An unmissable purchase for wine lovers and collectors, Chateau Latour 2011 is hailed as “a wine that stands out from many in the vintage” by Jane Anson, with Rober Parker calling it “one of the vinrtage’s most compelling wines.” On top of claiming that “If you love Latour, you will love the 2011”, Neal Martin scored Latour 2011 95 points in his 2021 Ten Years On Tasting, outranking every other 2011 First Growth, including Petrus and Le Pin from the Right Bank.
Latour 2011 was the estate’s last vintage offered via the traditional En Primeur system in 2012. Since then, the Château has been drip-feeding the market with releases from its cellar, allowing it to become the rarest of the First Growths. The successor to two of the greatest modern vintages in Bordeaux, the 2011 vintage has often flown under the radar, but today, Latour 2011 is entering its peak drinking window and is poised to deliver immense drinking pleasure, while continuing to age and mature for years to come.
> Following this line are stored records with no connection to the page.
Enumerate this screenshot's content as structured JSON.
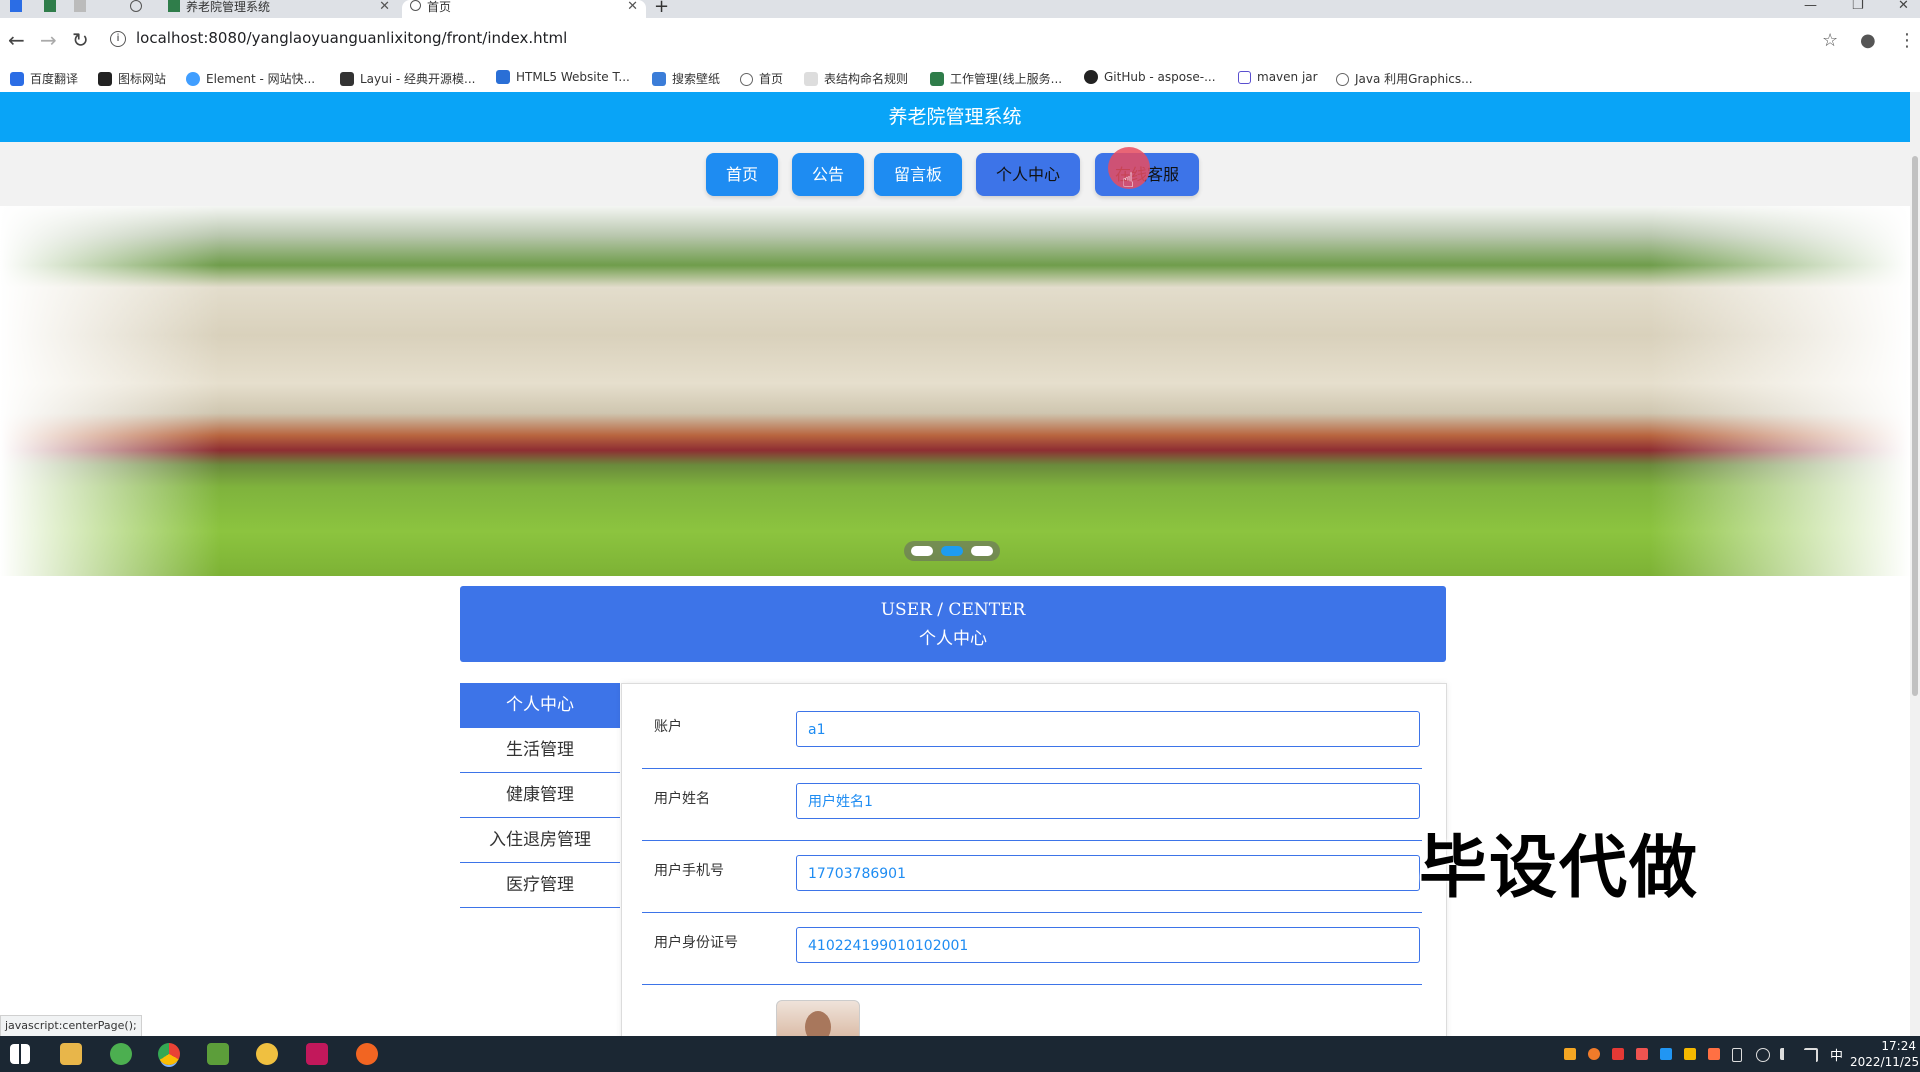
{
  "browser": {
    "tabs": [
      {
        "title": "养老院管理系统",
        "active": false
      },
      {
        "title": "首页",
        "active": true
      }
    ],
    "url": "localhost:8080/yanglaoyuanguanlixitong/front/index.html",
    "bookmarks": [
      {
        "label": "百度翻译",
        "icon": "baidu-translate-icon",
        "color": "#2b6de5"
      },
      {
        "label": "图标网站",
        "icon": "icon-site-icon",
        "color": "#222222"
      },
      {
        "label": "Element - 网站快...",
        "icon": "element-icon",
        "color": "#409eff"
      },
      {
        "label": "Layui - 经典开源模...",
        "icon": "layui-icon",
        "color": "#333333"
      },
      {
        "label": "HTML5 Website T...",
        "icon": "html5-icon",
        "color": "#2a6fd6"
      },
      {
        "label": "搜索壁纸",
        "icon": "wallpaper-icon",
        "color": "#3b7dd8"
      },
      {
        "label": "首页",
        "icon": "globe-icon",
        "color": "#666666"
      },
      {
        "label": "表结构命名规则",
        "icon": "doc-icon",
        "color": "#cccccc"
      },
      {
        "label": "工作管理(线上服务...",
        "icon": "vue-icon",
        "color": "#2f7d4a"
      },
      {
        "label": "GitHub - aspose-...",
        "icon": "github-icon",
        "color": "#222222"
      },
      {
        "label": "maven jar",
        "icon": "hexagon-icon",
        "color": "#5a4fcf"
      },
      {
        "label": "Java 利用Graphics...",
        "icon": "globe-icon",
        "color": "#666666"
      }
    ],
    "status_text": "javascript:centerPage();"
  },
  "header": {
    "title": "养老院管理系统"
  },
  "nav": {
    "items": [
      "首页",
      "公告",
      "留言板",
      "个人中心",
      "在线客服"
    ]
  },
  "banner": {
    "slide_count": 3,
    "active_slide": 2
  },
  "center_title": {
    "en": "USER / CENTER",
    "cn": "个人中心"
  },
  "side_menu": {
    "items": [
      "个人中心",
      "生活管理",
      "健康管理",
      "入住退房管理",
      "医疗管理"
    ],
    "active_index": 0
  },
  "form": {
    "fields": [
      {
        "label": "账户",
        "value": "a1"
      },
      {
        "label": "用户姓名",
        "value": "用户姓名1"
      },
      {
        "label": "用户手机号",
        "value": "17703786901"
      },
      {
        "label": "用户身份证号",
        "value": "410224199010102001"
      }
    ]
  },
  "overlay": {
    "watermark": "毕设代做"
  },
  "taskbar": {
    "time": "17:24",
    "date": "2022/11/25",
    "ime": "中"
  },
  "colors": {
    "header_bg": "#09a4f7",
    "nav_btn": "#1e8cf2",
    "primary": "#3d74e8"
  }
}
Tasting Note: Château Latour 2011 is a medium to full-bodied wine that exudes notes of blackberry, bilberry, cedar and hoisin that opens and travels through the palate. Rose petals on the edge give this wine a beautiful uplift along with a classic trace of mint. It has an open-knit personality with ripe velvety tannins, excellent intensity, good purity and harmony. There is a strong backbone to this wine, plenty of freshness and powerful towards the finish with superb persistence.
Source: 200, The Wine Advocate; Issue Date: 26th Apr 2012, (RP-93-95)
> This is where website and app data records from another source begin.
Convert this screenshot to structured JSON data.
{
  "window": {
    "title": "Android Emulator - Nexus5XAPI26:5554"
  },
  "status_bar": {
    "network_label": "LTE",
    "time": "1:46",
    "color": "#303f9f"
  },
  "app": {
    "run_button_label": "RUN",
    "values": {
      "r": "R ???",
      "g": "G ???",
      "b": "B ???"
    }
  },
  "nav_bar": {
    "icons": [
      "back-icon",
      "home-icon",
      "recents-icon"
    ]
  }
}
A blend of 84.5% Cabernet Sauvignon, 15% Merlot and 0.5% Petit Verdot, the 2011 Latour represents only 34% of the crop. It hit 13.1% natural alcohol. One of the vintage’s most compelling wines, it possesses a dense ruby/purple color as well as a sweet, open-knit personality with ripe tannin, superb intensity, good purity and harmony, a medium to full-bodied mouthfeel, and lots of crushed rock, floral and black as well as blue fruit notes in addition to hints of ink and forest floor. This beautifully rich, savory Latour will be surprisingly drinkable in 4-5 years, and should age easily for two decades or more.
By the way, Latour harvested relatively late for the Medoc, beginning the harvest on September 12 and finishing on September 26.
Drink Date: 2016 – 2030